Could this explain his delayed entry into the presidential race?
The talk gained credence after both made separate secret visits to the rural home of media mogul, SK Macharia in January.
Saitoti and SK worked closely in the 1990s as senior members of the Central Province Development Support Group to counter the Opposition’s onslaught of Kanu in the region. Saitoti travelled to Ndaka-ini alone. Oburu Oginga, the PM’s elder brother, and Wilfred Kiboro, a former Saitoti classmate and media executive, accompanied Raila. Whatever strategy, if any, was in play was never to emerge.
Despite the agreement with Uhuru and Kalonzo, Saitoti kept his distance from the informal G7 Alliance as he went on the road to rally support. This may have been because he was seen as a potential Raila ally or because of his politically awkward role as the Government’s link with the International Criminal Court (ICC).

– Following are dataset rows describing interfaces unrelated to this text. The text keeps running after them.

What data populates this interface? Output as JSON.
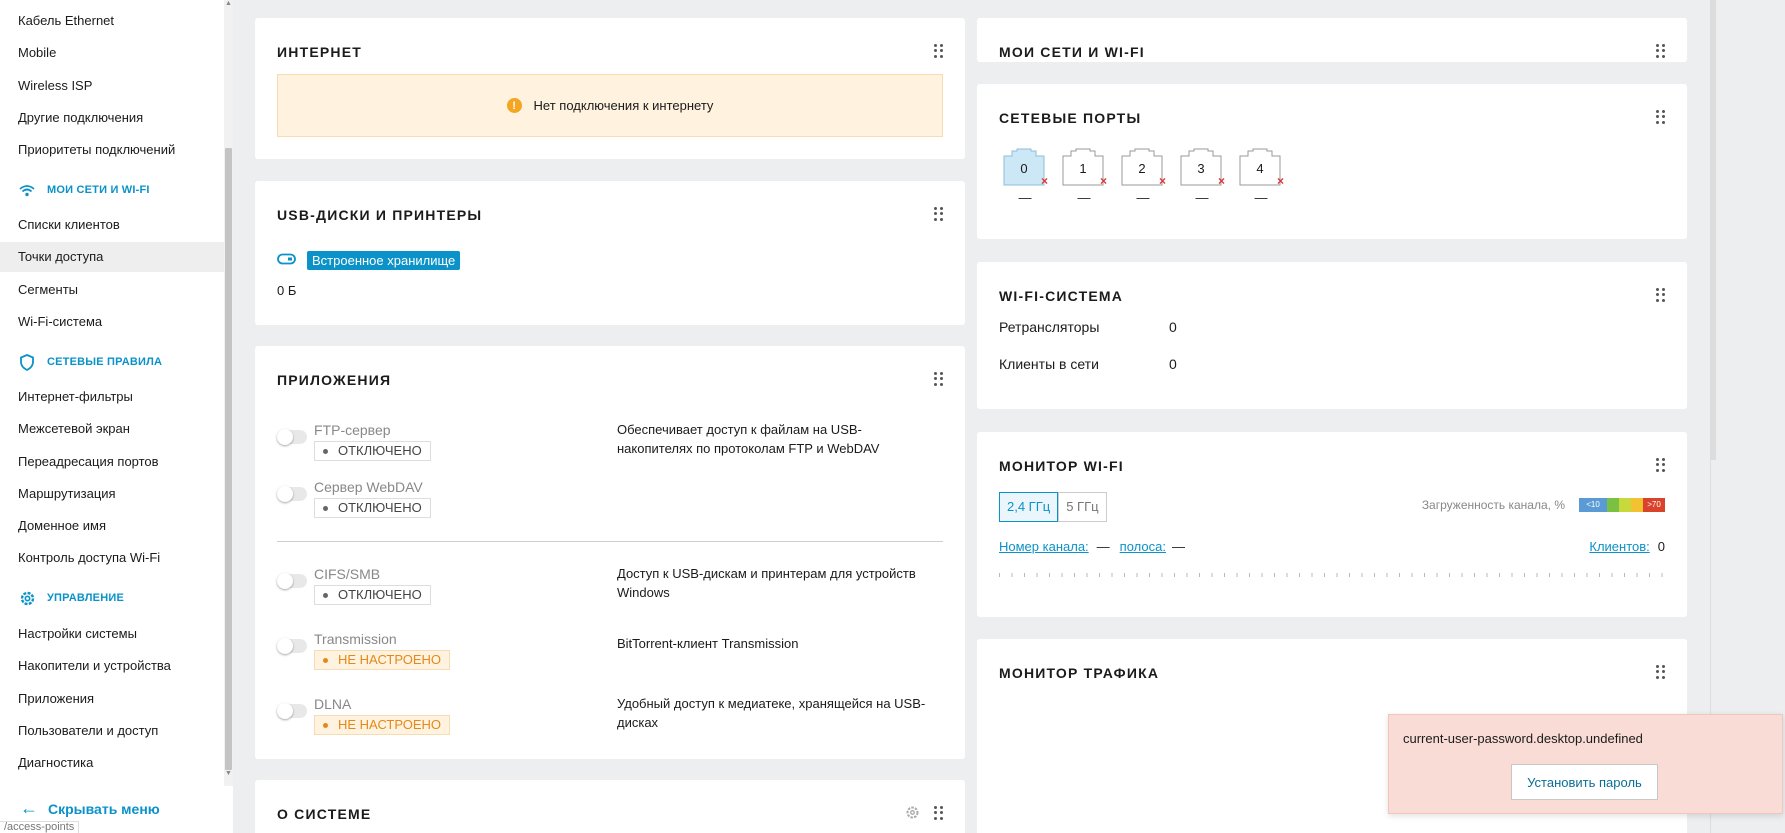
{
  "sidebar": {
    "items_top": [
      "Кабель Ethernet",
      "Mobile",
      "Wireless ISP",
      "Другие подключения",
      "Приоритеты подключений"
    ],
    "sections": [
      {
        "title": "МОИ СЕТИ И WI-FI",
        "icon": "wifi-icon",
        "items": [
          "Списки клиентов",
          "Точки доступа",
          "Сегменты",
          "Wi-Fi-система"
        ]
      },
      {
        "title": "СЕТЕВЫЕ ПРАВИЛА",
        "icon": "shield-icon",
        "items": [
          "Интернет-фильтры",
          "Межсетевой экран",
          "Переадресация портов",
          "Маршрутизация",
          "Доменное имя",
          "Контроль доступа Wi-Fi"
        ]
      },
      {
        "title": "УПРАВЛЕНИЕ",
        "icon": "gear-icon",
        "items": [
          "Настройки системы",
          "Накопители и устройства",
          "Приложения",
          "Пользователи и доступ",
          "Диагностика"
        ]
      }
    ],
    "active_item": "Точки доступа",
    "collapse_label": "Скрывать меню",
    "url_hint": "/access-points"
  },
  "internet": {
    "title": "ИНТЕРНЕТ",
    "warning": "Нет подключения к интернету"
  },
  "usb": {
    "title": "USB-ДИСКИ И ПРИНТЕРЫ",
    "storage_tag": "Встроенное хранилище",
    "size": "0 Б"
  },
  "apps": {
    "title": "ПРИЛОЖЕНИЯ",
    "items": [
      {
        "name": "FTP-сервер",
        "status": "ОТКЛЮЧЕНО",
        "desc": "Обеспечивает доступ к файлам на USB-накопителях по протоколам FTP и WebDAV"
      },
      {
        "name": "Сервер WebDAV",
        "status": "ОТКЛЮЧЕНО",
        "desc": ""
      },
      {
        "name": "CIFS/SMB",
        "status": "ОТКЛЮЧЕНО",
        "desc": "Доступ к USB-дискам и принтерам для устройств Windows"
      },
      {
        "name": "Transmission",
        "status": "НЕ НАСТРОЕНО",
        "desc": "BitTorrent-клиент Transmission"
      },
      {
        "name": "DLNA",
        "status": "НЕ НАСТРОЕНО",
        "desc": "Удобный доступ к медиатеке, хранящейся на USB-дисках"
      }
    ]
  },
  "system": {
    "title": "О СИСТЕМЕ"
  },
  "mynets": {
    "title": "МОИ СЕТИ И WI-FI"
  },
  "ports": {
    "title": "СЕТЕВЫЕ ПОРТЫ",
    "items": [
      {
        "num": "0",
        "val": "—"
      },
      {
        "num": "1",
        "val": "—"
      },
      {
        "num": "2",
        "val": "—"
      },
      {
        "num": "3",
        "val": "—"
      },
      {
        "num": "4",
        "val": "—"
      }
    ],
    "x_mark": "×",
    "active_color": "#cce7f5"
  },
  "wifisys": {
    "title": "WI-FI-СИСТЕМА",
    "rows": [
      {
        "label": "Ретрансляторы",
        "value": "0"
      },
      {
        "label": "Клиенты в сети",
        "value": "0"
      }
    ]
  },
  "wifimon": {
    "title": "МОНИТОР WI-FI",
    "bands": [
      "2,4 ГГц",
      "5 ГГц"
    ],
    "selected_band": "2,4 ГГц",
    "load_label": "Загруженность канала, %",
    "load_low": "<10",
    "load_high": ">70",
    "channel_label": "Номер канала:",
    "channel_value": "—",
    "width_label": "полоса:",
    "width_value": "—",
    "clients_label": "Клиентов:",
    "clients_value": "0"
  },
  "trafmon": {
    "title": "МОНИТОР ТРАФИКА"
  },
  "toast": {
    "message": "current-user-password.desktop.undefined",
    "button": "Установить пароль"
  },
  "colors": {
    "accent": "#0b92c8",
    "warning_bg": "#fff3e0",
    "error_bg": "#fadcd6"
  }
}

As with Kalonzo’s bid, Uhuru’s camp was suspicious Saitoti’s campaign was premised on assumption the ICC may knock the Deputy PM and his ally, Eldoret North MP, William Ruto, out of the contest.
But if that happened, his appeal to central Kenya and Rift Valley constituencies would be weakened by his perceived role in their misery.
As chairman of the Cabinet committee on the ICC and Minister of State, Saitoti served as the guarantor to the ICC that the Government would ensure they attend trial. While the accused have shown no sign they would evade summonses, it helped that he did not show the kind of enthusiasm former Justice Minister Mutula Kilonzo had for a speedy road to justice and away from the ballot box.
The lead role in ICC duties, evaded skillfully by Justice Minister Eugene Wamalwa, will now fall on others, changing the dynamics of the presidential race and affecting allincs.
“The ICC question is yet to be fully settled,” says a PNU insider, citing a call in the current edition of the Economist magazine for more Western pressure to stop Uhuru and Ruto from running.
“Kenyans are yet to see how far the European Union and Washington are willing to go on the matter.”
In recent days, the late Internal Security minister was increasingly being viewed as the de facto second-in-command in the PNU coalition power hierarchy. This followed the death of John Michuki, and the relegation from the centre of Ambassador Francis Muthaura and Uhuru.
Muthaura, once tagged the ‘shadow president’ over the powers Kibaki delegated to him as Head of Civil Service, and Uhuru, a Deputy PM and once holder of the key Finance docket, were forced out of the inner circle after charges against them at the International Criminal Court (ICC) were confirmed in January. Michuki, one of Saitoti’s Office of the President predecessors, remained influential, even as ill health saw him move to less demanding dockets until his death in February.
In their absence, it fell on Prof Saitoti to take a bigger role in the Kibaki court, even as he ran the powerful and pivotal homeland security docket, customarily only held by the most trusted lieutenants.